Monday, 21 August 2006

Privatisation of utilities

Following on from blog a few weeks ago, I thought about other one-time nationalised industries. Electricity, gas, coal. I.e. Power supplies. Everyone in the UK is being exhorted to conserve energy by the government (as well as Friends of the Earth, Greenpeace and every environmentalist under the sun). Public awareness of the issues concerning energy from non-renewable natural resources is now almost certainly higher than at any time in the past. Even awareness about the complexities surrounding so-called renewables such as wind-power are more widely understood.

But call me thick, when energy supplies are privatised, and owned by profit making companies, the companies have primary responsibilities to their shareholders, and they have a legal responsibility to return a profit. In order to make a profit they have to sell energy, and since they are in competition with other companies selling the same or similar products, the principal way they can increase profits is by selling more of their product. They can of course increase 'efficiency' whatever that means, but ultimately, to maintain profits, they have to sell more of the product. Which of course is in direct conflict with the objectives of conserving energy. The same of course applies to petrol and diesel for cars.

The advocates of free markets will of course argue that it's all to do with market share, but I am not convinced. The evidence is surely to be found in trade statistics, and also to be found in the philosophies of economists and politicians. Since most countries seem to be driven by the apparent 'need' for expanding economies, they have also based this concept on the 'need' for expanding populations.
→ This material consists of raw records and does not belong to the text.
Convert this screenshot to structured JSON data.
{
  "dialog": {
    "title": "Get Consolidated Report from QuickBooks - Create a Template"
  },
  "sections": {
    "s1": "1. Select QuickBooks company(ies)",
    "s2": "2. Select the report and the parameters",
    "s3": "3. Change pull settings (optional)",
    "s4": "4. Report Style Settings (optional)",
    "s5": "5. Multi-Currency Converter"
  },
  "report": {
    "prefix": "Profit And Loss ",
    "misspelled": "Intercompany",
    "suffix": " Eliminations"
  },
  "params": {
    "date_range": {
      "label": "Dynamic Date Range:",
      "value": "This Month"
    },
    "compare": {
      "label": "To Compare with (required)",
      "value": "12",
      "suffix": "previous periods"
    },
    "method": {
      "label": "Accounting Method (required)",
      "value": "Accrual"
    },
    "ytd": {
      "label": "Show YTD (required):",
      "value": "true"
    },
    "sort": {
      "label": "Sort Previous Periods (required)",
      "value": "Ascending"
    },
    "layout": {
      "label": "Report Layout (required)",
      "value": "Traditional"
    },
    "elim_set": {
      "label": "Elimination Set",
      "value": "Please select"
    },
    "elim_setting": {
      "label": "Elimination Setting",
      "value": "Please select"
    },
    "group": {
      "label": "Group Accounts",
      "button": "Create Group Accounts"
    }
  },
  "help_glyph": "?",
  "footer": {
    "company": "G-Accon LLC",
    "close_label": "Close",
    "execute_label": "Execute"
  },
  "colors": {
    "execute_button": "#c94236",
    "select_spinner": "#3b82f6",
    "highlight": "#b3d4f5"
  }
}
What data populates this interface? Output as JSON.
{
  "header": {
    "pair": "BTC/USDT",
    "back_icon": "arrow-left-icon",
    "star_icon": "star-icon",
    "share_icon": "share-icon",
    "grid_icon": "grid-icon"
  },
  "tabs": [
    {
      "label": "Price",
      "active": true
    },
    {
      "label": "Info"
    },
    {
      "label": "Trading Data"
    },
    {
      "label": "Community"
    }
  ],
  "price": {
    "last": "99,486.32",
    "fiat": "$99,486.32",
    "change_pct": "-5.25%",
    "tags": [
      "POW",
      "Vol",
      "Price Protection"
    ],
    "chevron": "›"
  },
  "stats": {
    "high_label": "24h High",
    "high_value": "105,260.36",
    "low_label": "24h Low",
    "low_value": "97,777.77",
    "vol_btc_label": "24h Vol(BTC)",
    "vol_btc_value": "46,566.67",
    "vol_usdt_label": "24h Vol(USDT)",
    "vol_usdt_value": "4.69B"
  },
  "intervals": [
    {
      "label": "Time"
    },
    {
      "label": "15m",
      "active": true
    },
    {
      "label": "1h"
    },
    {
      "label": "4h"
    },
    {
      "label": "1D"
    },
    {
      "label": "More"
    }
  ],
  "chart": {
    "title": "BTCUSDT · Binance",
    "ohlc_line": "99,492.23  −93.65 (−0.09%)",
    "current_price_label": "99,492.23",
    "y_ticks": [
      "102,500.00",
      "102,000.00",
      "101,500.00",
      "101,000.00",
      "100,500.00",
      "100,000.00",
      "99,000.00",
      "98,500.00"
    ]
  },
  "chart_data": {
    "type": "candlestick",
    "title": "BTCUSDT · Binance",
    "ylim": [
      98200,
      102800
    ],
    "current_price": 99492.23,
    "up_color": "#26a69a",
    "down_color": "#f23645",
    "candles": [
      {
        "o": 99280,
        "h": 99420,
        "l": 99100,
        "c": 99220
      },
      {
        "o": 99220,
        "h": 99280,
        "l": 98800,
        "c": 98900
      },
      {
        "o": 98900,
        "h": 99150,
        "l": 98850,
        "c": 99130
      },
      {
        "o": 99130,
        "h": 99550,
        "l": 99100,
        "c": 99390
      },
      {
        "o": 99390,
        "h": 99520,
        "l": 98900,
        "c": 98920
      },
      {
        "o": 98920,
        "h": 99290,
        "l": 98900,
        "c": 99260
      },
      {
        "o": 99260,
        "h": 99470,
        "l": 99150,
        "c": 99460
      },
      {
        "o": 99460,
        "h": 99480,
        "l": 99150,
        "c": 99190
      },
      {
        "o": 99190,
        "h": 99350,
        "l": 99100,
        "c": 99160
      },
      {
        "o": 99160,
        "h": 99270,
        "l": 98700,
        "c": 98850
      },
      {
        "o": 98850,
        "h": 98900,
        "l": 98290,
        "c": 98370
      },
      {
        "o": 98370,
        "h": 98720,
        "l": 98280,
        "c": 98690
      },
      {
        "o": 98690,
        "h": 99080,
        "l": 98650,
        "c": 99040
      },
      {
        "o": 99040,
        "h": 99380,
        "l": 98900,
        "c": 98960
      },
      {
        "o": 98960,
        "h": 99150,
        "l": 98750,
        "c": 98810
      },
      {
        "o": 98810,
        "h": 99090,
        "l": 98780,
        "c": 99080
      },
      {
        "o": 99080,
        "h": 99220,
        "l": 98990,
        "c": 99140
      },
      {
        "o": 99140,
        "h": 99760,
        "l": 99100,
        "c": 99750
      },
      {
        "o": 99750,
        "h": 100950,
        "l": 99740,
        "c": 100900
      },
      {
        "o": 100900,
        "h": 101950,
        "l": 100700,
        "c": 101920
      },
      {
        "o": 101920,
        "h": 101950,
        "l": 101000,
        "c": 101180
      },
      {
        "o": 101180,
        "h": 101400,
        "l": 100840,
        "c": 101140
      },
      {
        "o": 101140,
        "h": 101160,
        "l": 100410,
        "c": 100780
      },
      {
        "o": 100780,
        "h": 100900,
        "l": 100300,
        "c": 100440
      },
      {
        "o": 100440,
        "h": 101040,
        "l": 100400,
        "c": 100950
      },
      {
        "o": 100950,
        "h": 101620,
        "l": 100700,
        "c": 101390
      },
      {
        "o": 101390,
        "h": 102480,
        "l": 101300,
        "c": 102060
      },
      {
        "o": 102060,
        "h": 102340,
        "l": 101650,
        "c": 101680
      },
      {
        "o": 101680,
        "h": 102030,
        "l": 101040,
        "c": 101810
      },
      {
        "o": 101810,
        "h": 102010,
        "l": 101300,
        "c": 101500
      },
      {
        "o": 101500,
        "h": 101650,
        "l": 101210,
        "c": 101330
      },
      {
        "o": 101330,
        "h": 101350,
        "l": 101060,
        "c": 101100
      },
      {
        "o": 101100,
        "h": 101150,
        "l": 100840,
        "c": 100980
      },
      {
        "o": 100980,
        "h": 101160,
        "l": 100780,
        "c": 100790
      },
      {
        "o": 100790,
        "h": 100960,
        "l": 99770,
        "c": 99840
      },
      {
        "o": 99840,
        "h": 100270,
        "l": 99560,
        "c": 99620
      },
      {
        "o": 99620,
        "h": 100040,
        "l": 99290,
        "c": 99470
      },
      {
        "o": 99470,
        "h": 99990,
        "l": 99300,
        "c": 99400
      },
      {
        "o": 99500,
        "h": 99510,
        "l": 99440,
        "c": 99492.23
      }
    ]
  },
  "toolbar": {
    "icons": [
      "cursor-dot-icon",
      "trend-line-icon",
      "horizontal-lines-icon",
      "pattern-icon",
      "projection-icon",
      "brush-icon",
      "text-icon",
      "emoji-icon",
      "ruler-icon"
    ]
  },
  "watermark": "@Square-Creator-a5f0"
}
Of course the only people who actually need these, are those obsessed with making ever increasing profits (i.e big businesses and politicians controlled by them). For centuries economies were based on the overall majority of businesses being small, and sustainable, with huge groupings of population being largely self-sufficient.

I deduce from this that the only realistic way that a country like Britain is ever going to reduce its demands for energy and other non-renewable resources, yet still maintain its expected standards of living, is to have a declining population. Comments on a postcard, email, etc.

No comments:

Post a Comment